Nellie Bowles writing for The Guardian:
The Silicon Valley computing giant is stumbling. With news of massive but slowing sales, its stock price fell 6.5% after its results on 27 January, to $93.42 from a springtime high of $133. Apple’s market value is now $522.63bn, down from a high of $774.69bn in February 2015.
More curious is how the company has been relatively undervalued: Apple stock’s market value relative to its earnings is about 10, while Facebook’s is about 109 –indicating investors have significantly more confidence in the social giant’s future.
Side note: reading that passage, an uninitiated reader would never guess that the same company also made the most amount of money this quarter than any company ever.
Long unassailable, there is now a chink in Apple’s armor.
All for grandeur.
Tellingly, Apple is no longer seen as the best place for engineers to work, according to several Silicon Valley talent recruiters. It’s a trend that has been happening slowly for years – and now, in this latest tech boom, has become more acute.
Stock prices tumbling is suggestive of unwanted working conditions… Didn’t Amazon’s stock do quite well last year? ((The article mentions this later))
Also, Apple being the ‘best place to work’ is news to me.
A pain point for a lot of people with Apple is they can’t talk about what they’re working on, which hinders your social status in a way,” said Troy Sultan, the founder of tech recruiting startup IDK Labs. “You want to put on your LinkedIn that you’re working on the latest iPhone, but you absolutely can’t. It’s interesting Apple can retain top talent at all. I don’t know how. They keep you sort of locked up.”[…]
Young ambitious programmers and designers have been put off by this: “Apple culture’s a little weird. A lot of secrecy, a lot of control. It just seems kind of like the empire down there,” said Matthew Wood, a designer at the development agency Arsenal. “Thinking about jobs, Apple never really comes up.”
Apple is working on a self-driving car and on artificial intelligence, along with secretive development of many other products, but its failure to produce a new killer product is turning off developers.
The cat’s out of the bag isn’t it?
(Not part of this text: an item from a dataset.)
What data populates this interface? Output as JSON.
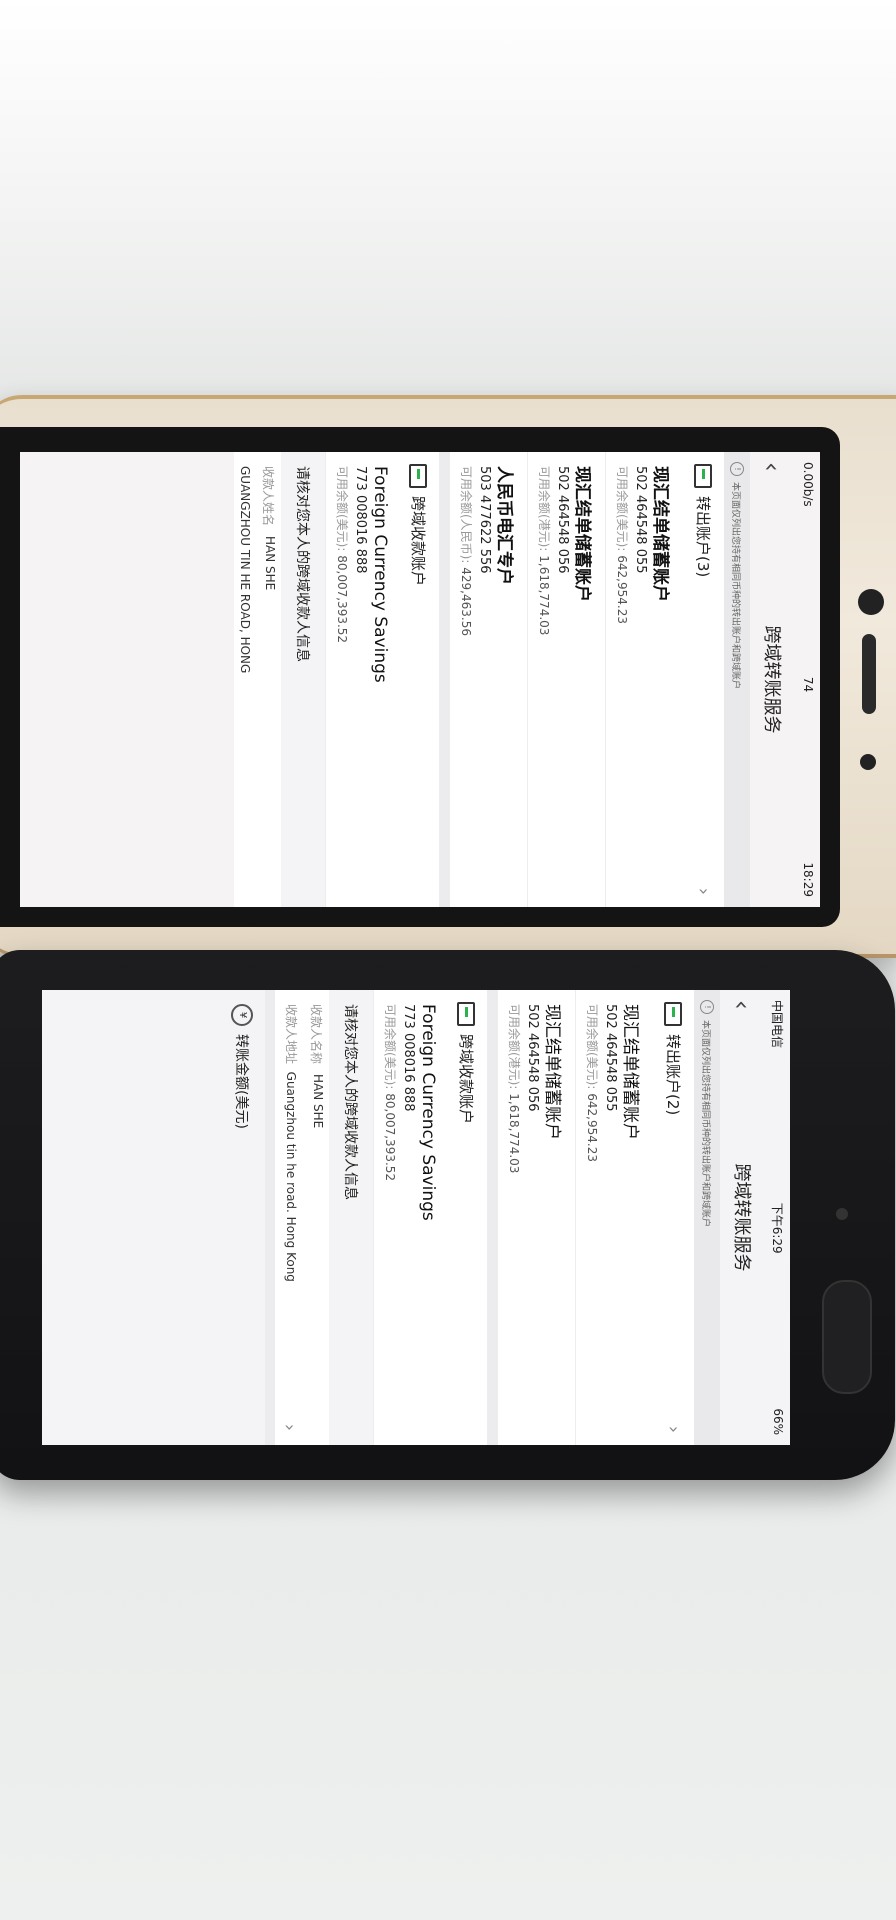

The best engineers want to work on the bleeding edge of technology,” said Michael Solomon, the co-founder of 10x, an engineering talent management firm. “Apple’s last release [the Apple Watch] was not a giant hit. And everyone’s already got an iPhone.
Google Glass is entirely shelved(for now) and Google Plus is shutting down; more people own an Android phone than an iPhone and everyone (essentially) ‘googles’ their way around the Internet .
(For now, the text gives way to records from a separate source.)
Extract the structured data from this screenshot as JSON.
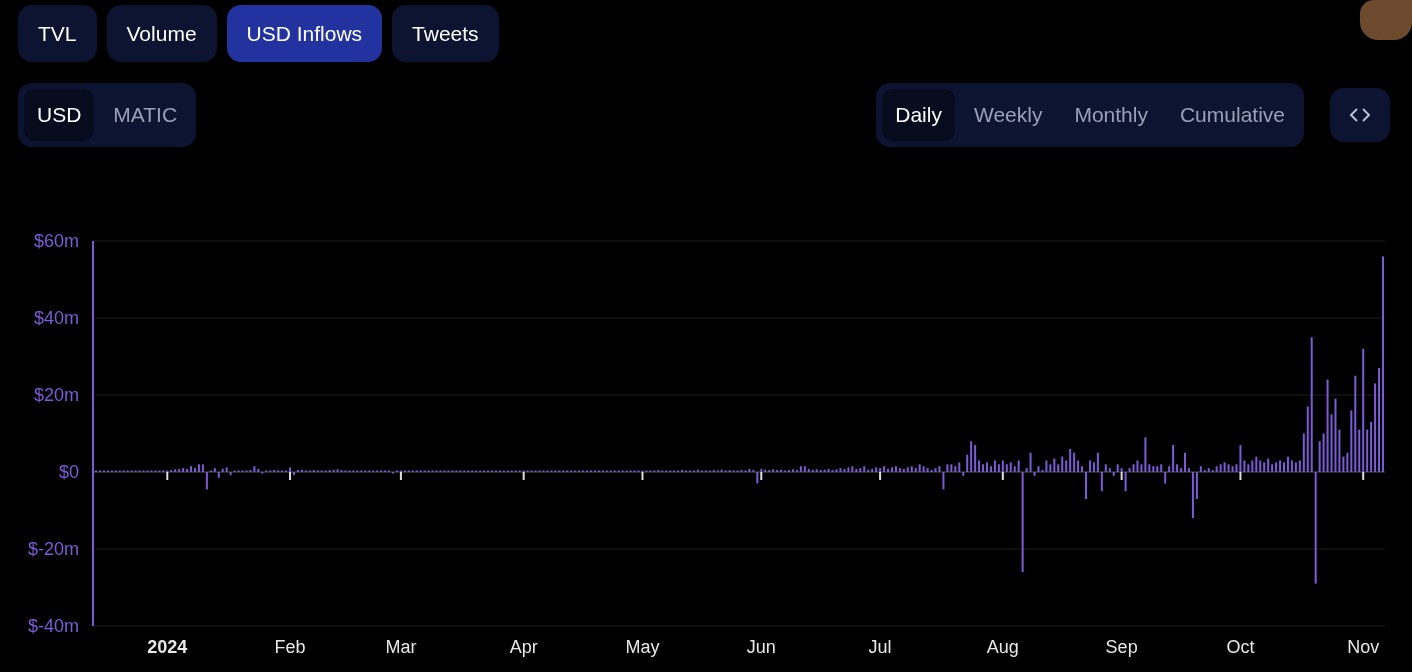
{
  "tabs": [
    {
      "label": "TVL",
      "selected": false
    },
    {
      "label": "Volume",
      "selected": false
    },
    {
      "label": "USD Inflows",
      "selected": true
    },
    {
      "label": "Tweets",
      "selected": false
    }
  ],
  "currency_toggle": [
    {
      "label": "USD",
      "selected": true
    },
    {
      "label": "MATIC",
      "selected": false
    }
  ],
  "period_toggle": [
    {
      "label": "Daily",
      "selected": true
    },
    {
      "label": "Weekly",
      "selected": false
    },
    {
      "label": "Monthly",
      "selected": false
    },
    {
      "label": "Cumulative",
      "selected": false
    }
  ],
  "chart_data": {
    "type": "bar",
    "grid": true,
    "ylim": [
      -40,
      60
    ],
    "categories": [
      null,
      null,
      null,
      null,
      null,
      null,
      null,
      null,
      null,
      null,
      null,
      null,
      null,
      null,
      null,
      null,
      null,
      null,
      "2024",
      null,
      null,
      null,
      null,
      null,
      null,
      null,
      null,
      null,
      null,
      null,
      null,
      null,
      null,
      null,
      null,
      null,
      null,
      null,
      null,
      null,
      null,
      null,
      null,
      null,
      null,
      null,
      null,
      null,
      null,
      "Feb",
      null,
      null,
      null,
      null,
      null,
      null,
      null,
      null,
      null,
      null,
      null,
      null,
      null,
      null,
      null,
      null,
      null,
      null,
      null,
      null,
      null,
      null,
      null,
      null,
      null,
      null,
      null,
      "Mar",
      null,
      null,
      null,
      null,
      null,
      null,
      null,
      null,
      null,
      null,
      null,
      null,
      null,
      null,
      null,
      null,
      null,
      null,
      null,
      null,
      null,
      null,
      null,
      null,
      null,
      null,
      null,
      null,
      null,
      null,
      "Apr",
      null,
      null,
      null,
      null,
      null,
      null,
      null,
      null,
      null,
      null,
      null,
      null,
      null,
      null,
      null,
      null,
      null,
      null,
      null,
      null,
      null,
      null,
      null,
      null,
      null,
      null,
      null,
      null,
      null,
      "May",
      null,
      null,
      null,
      null,
      null,
      null,
      null,
      null,
      null,
      null,
      null,
      null,
      null,
      null,
      null,
      null,
      null,
      null,
      null,
      null,
      null,
      null,
      null,
      null,
      null,
      null,
      null,
      null,
      null,
      "Jun",
      null,
      null,
      null,
      null,
      null,
      null,
      null,
      null,
      null,
      null,
      null,
      null,
      null,
      null,
      null,
      null,
      null,
      null,
      null,
      null,
      null,
      null,
      null,
      null,
      null,
      null,
      null,
      null,
      null,
      "Jul",
      null,
      null,
      null,
      null,
      null,
      null,
      null,
      null,
      null,
      null,
      null,
      null,
      null,
      null,
      null,
      null,
      null,
      null,
      null,
      null,
      null,
      null,
      null,
      null,
      null,
      null,
      null,
      null,
      null,
      null,
      "Aug",
      null,
      null,
      null,
      null,
      null,
      null,
      null,
      null,
      null,
      null,
      null,
      null,
      null,
      null,
      null,
      null,
      null,
      null,
      null,
      null,
      null,
      null,
      null,
      null,
      null,
      null,
      null,
      null,
      null,
      "Sep",
      null,
      null,
      null,
      null,
      null,
      null,
      null,
      null,
      null,
      null,
      null,
      null,
      null,
      null,
      null,
      null,
      null,
      null,
      null,
      null,
      null,
      null,
      null,
      null,
      null,
      null,
      null,
      null,
      null,
      "Oct",
      null,
      null,
      null,
      null,
      null,
      null,
      null,
      null,
      null,
      null,
      null,
      null,
      null,
      null,
      null,
      null,
      null,
      null,
      null,
      null,
      null,
      null,
      null,
      null,
      null,
      null,
      null,
      null,
      null,
      null,
      "Nov",
      null,
      null,
      null,
      null,
      null
    ],
    "yticks": [
      {
        "value": -40,
        "label": "$-40m"
      },
      {
        "value": -20,
        "label": "$-20m"
      },
      {
        "value": 0,
        "label": "$0"
      },
      {
        "value": 20,
        "label": "$20m"
      },
      {
        "value": 40,
        "label": "$40m"
      },
      {
        "value": 60,
        "label": "$60m"
      }
    ],
    "values": [
      0,
      0,
      0,
      0,
      0,
      0,
      0,
      0,
      0,
      0,
      0,
      0,
      0,
      0,
      0,
      0,
      0,
      0,
      0.3,
      0.5,
      0.7,
      0.8,
      1,
      0.8,
      1.5,
      1,
      2,
      2,
      -4.5,
      0.3,
      1,
      -1.5,
      0.8,
      1.2,
      -0.8,
      0.3,
      0.2,
      0.4,
      0.3,
      0.5,
      1.5,
      0.8,
      -0.3,
      0.2,
      0.3,
      0.5,
      0.2,
      0.4,
      0.3,
      1.2,
      -0.8,
      0.5,
      0.6,
      0.4,
      0.3,
      0.5,
      0.4,
      0.2,
      0.3,
      0.5,
      0.6,
      0.7,
      0.5,
      0.4,
      0.3,
      0.2,
      0.2,
      0.1,
      0.2,
      0.2,
      0.1,
      0.2,
      0.3,
      0.1,
      0.2,
      -0.3,
      0.2,
      0.2,
      0.1,
      0.2,
      0.1,
      0.3,
      0.2,
      0.1,
      0.2,
      0.1,
      0.2,
      0.2,
      0.1,
      0.2,
      0.1,
      0.3,
      0.2,
      0.1,
      0.2,
      0.1,
      0.2,
      0.2,
      0.1,
      0.2,
      0.1,
      0.3,
      0.2,
      0.1,
      0.2,
      0.1,
      0.2,
      0.1,
      0.1,
      0.2,
      0.1,
      0.2,
      0.1,
      0.2,
      0.1,
      0.2,
      0.1,
      0.2,
      0.1,
      0.2,
      0.1,
      0.2,
      0.1,
      0.2,
      0.1,
      0.2,
      0.1,
      0.2,
      0.1,
      0.2,
      0.1,
      0.2,
      0.1,
      0.2,
      0.1,
      0.2,
      0.1,
      0.2,
      0.2,
      0.3,
      0.2,
      0.3,
      0.5,
      0.3,
      0.2,
      0.3,
      0.2,
      0.3,
      0.5,
      0.3,
      0.4,
      0.3,
      0.6,
      0.3,
      0.4,
      0.3,
      0.5,
      0.3,
      0.6,
      0.4,
      0.5,
      0.4,
      0.3,
      0.5,
      0.4,
      0.8,
      0.5,
      -3,
      0.8,
      0.6,
      0.5,
      0.7,
      0.5,
      0.6,
      0.4,
      0.5,
      0.7,
      0.5,
      1.5,
      1.5,
      0.8,
      0.6,
      0.7,
      0.5,
      0.6,
      0.8,
      0.5,
      0.7,
      1,
      0.8,
      1.2,
      1.5,
      0.8,
      1,
      1.5,
      0.6,
      0.8,
      1.2,
      1,
      1.5,
      0.8,
      1.2,
      1.5,
      1,
      0.8,
      1.2,
      1.5,
      1,
      2,
      1.5,
      1,
      0.5,
      1,
      1.5,
      -4.5,
      2,
      2,
      1.5,
      2.5,
      -1,
      4.5,
      8,
      7,
      3,
      2,
      2.5,
      1.5,
      3,
      2,
      3,
      2,
      2.5,
      1.5,
      3,
      -26,
      1,
      5,
      -1,
      1.5,
      0.5,
      3,
      2,
      3.5,
      2,
      4,
      3,
      6,
      5,
      3,
      1.5,
      -7,
      3,
      2.5,
      5,
      -5,
      2,
      1,
      -1,
      2,
      1,
      -5,
      1,
      2,
      3,
      2,
      9,
      2,
      1.5,
      1.5,
      2,
      -3,
      1.5,
      7,
      2,
      1,
      5,
      1,
      -12,
      -7,
      1.5,
      0.5,
      1,
      0.5,
      1.5,
      2,
      2.5,
      2,
      1.5,
      2,
      7,
      3,
      2,
      3,
      4,
      3,
      2.5,
      3.5,
      2,
      2.5,
      3,
      2.5,
      4,
      3,
      2.5,
      3,
      10,
      17,
      35,
      -29,
      8,
      10,
      24,
      15,
      19,
      11,
      4,
      5,
      16,
      25,
      11,
      32,
      11,
      13,
      23,
      27,
      56
    ]
  }
}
There’s just diminishing returns making it another degree of a crisper screen or a higher megapixel camera. It’s just a replacement game.”
Isn’t that what Samsung does?
But Apple’s reputation among young programmers is telling. In an industry built on the notion of “disruption”, attracting exceptional talent and keeping them nimble is key. Apple doesn’t need to just make a better iPhone – it needs to make something new.
iOS for the fridge – fridgeOS – it’s only natural.
Here’s John Gruber with a better understanding towards this problem:
I’ve been saying for a while now that recruiting and talent retention are the single biggest problem Apple faces. But my take on it is subtle. Apple is driven by A-team talent, and A-team talent is in high demand across the whole industry. And as Guy English has pointed out, it’s a lot less exciting to be working on the tenth-generation iPhone than the first-generation of something new. The other problem Apple faces is that it’s not just any A-team talent that Apple needs, Apple needs A-team talent that understands and appreciates Apple’s design-focused culture.
I’ll go a step further and place my money on the fact that Apple values loyalty in their talent-engineers in this case-more than any other company. No company wants well-performing individuals leaving every couple of years but Apple’s nature(it’s obsession with secrecy, it’s product-first mantra) is such that it would benefit from loyal, push-yourself-to-the-limit talent way more than other companies.
The reason articles like these seem to get slated for mockery is how badly they misunderstand Apple; sometimes even employing narrative that bends facts for sheer audience appeal. If you want a better understanding of the work culture at Apple, I’d suggest the recent series of Debug podcasts where formerly well-placed ex-Apple managers talk about their experiences working for the company.